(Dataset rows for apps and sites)
#####

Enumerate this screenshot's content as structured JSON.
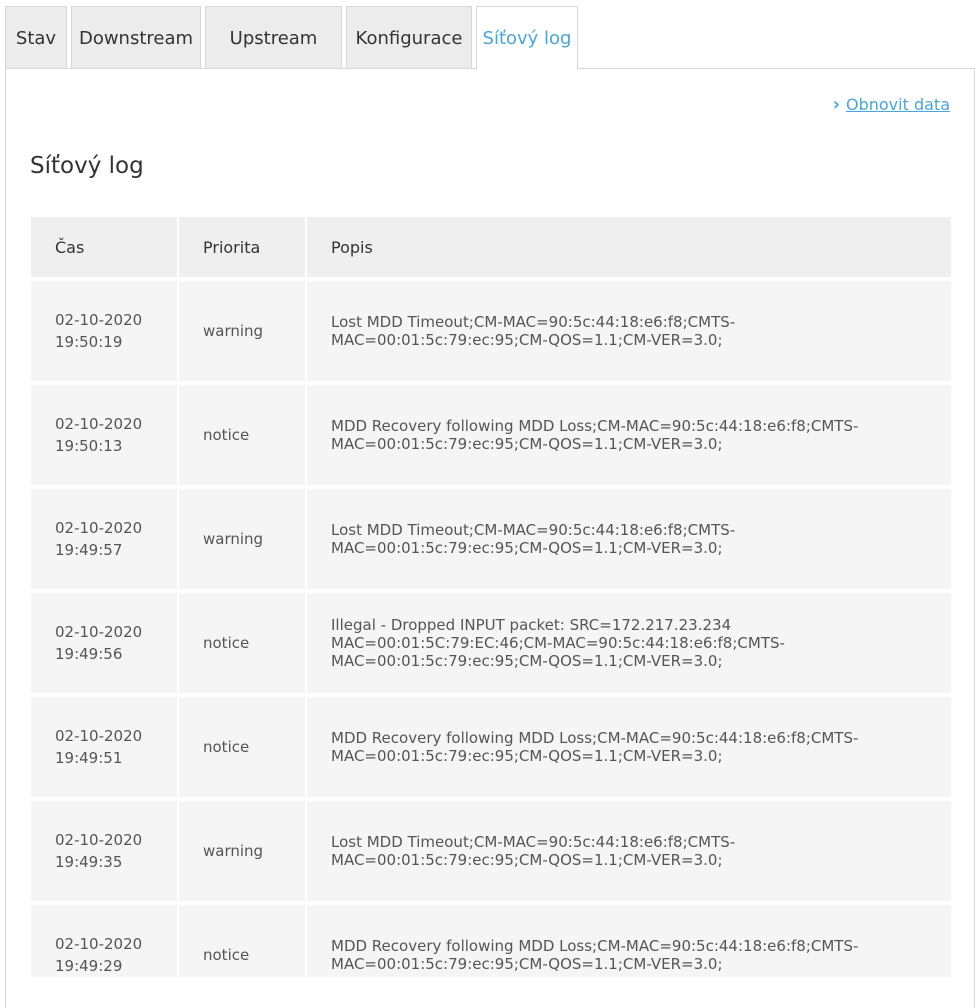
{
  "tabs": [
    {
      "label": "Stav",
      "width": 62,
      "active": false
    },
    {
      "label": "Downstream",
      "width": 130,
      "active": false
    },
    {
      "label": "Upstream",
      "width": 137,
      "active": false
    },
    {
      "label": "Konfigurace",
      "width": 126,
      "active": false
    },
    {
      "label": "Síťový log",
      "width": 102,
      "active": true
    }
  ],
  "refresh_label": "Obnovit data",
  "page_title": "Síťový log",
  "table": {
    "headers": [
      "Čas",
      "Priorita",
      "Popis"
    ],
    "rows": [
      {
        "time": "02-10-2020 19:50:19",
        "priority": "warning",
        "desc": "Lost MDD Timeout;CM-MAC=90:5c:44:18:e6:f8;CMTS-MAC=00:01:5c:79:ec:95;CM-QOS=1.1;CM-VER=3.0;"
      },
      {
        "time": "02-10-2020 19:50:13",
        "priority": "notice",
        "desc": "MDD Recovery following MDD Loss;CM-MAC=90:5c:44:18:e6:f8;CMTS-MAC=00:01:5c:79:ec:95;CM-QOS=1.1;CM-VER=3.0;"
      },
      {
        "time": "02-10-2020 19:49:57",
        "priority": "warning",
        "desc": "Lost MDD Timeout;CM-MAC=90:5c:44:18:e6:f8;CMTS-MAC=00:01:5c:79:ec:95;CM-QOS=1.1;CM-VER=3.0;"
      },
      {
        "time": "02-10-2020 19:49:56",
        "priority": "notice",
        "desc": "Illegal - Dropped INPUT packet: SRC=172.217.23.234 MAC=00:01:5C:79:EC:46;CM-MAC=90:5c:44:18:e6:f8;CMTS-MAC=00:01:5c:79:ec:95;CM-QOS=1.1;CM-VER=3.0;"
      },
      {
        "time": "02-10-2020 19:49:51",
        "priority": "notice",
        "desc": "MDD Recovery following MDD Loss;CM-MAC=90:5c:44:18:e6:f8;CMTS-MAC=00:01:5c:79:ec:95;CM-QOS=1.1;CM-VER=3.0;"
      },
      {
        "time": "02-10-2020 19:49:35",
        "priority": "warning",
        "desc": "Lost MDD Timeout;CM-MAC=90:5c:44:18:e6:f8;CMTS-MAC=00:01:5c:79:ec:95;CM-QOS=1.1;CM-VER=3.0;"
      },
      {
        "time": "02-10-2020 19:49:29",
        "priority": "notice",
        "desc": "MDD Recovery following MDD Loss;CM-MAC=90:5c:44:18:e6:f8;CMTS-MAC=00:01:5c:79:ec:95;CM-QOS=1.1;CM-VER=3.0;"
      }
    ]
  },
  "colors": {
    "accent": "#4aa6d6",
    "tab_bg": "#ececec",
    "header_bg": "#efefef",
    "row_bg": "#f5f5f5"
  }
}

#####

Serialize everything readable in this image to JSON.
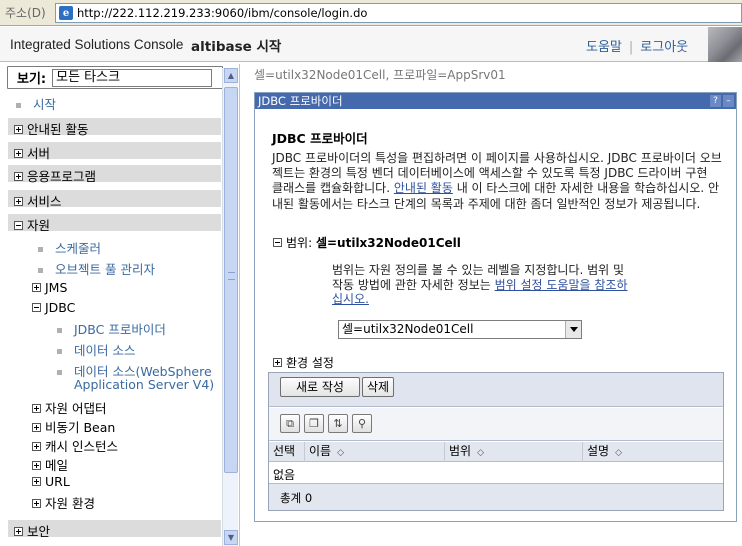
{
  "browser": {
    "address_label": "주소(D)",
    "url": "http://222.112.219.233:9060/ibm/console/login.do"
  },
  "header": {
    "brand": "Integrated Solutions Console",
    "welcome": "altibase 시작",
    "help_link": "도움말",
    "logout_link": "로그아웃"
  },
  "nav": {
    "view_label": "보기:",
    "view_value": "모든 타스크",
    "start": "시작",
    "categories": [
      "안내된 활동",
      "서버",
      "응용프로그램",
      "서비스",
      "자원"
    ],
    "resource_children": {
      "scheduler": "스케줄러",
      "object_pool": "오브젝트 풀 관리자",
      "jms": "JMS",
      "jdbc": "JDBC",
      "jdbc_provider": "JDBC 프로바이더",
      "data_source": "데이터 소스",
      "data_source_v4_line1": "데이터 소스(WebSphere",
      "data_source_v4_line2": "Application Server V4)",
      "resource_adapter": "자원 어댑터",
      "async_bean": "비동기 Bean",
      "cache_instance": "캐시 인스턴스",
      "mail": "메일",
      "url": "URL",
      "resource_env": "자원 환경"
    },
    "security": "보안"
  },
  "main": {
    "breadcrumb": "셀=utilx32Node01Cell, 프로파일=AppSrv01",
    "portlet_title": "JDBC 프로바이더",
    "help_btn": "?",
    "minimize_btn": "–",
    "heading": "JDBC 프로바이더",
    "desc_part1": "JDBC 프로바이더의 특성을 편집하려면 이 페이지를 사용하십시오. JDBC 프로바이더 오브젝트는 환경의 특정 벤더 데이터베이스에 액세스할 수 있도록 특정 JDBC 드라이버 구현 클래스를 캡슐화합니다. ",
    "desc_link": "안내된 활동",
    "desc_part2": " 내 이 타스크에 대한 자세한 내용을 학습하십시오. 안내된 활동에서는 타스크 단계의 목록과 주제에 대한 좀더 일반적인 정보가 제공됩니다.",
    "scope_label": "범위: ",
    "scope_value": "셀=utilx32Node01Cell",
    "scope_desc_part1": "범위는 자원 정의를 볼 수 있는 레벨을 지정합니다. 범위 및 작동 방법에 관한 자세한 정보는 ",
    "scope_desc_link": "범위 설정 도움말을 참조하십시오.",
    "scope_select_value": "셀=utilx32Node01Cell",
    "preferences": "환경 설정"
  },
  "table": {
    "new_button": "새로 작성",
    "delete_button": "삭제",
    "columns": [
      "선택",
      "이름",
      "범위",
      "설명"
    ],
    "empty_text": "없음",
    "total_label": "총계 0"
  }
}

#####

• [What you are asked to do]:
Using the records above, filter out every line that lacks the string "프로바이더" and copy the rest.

• [Task answer]:
      "jdbc_provider": "JDBC 프로바이더",
    "portlet_title": "JDBC 프로바이더",
    "heading": "JDBC 프로바이더",
    "desc_part1": "JDBC 프로바이더의 특성을 편집하려면 이 페이지를 사용하십시오. JDBC 프로바이더 오브젝트는 환경의 특정 벤더 데이터베이스에 액세스할 수 있도록 특정 JDBC 드라이버 구현 클래스를 캡슐화합니다. ",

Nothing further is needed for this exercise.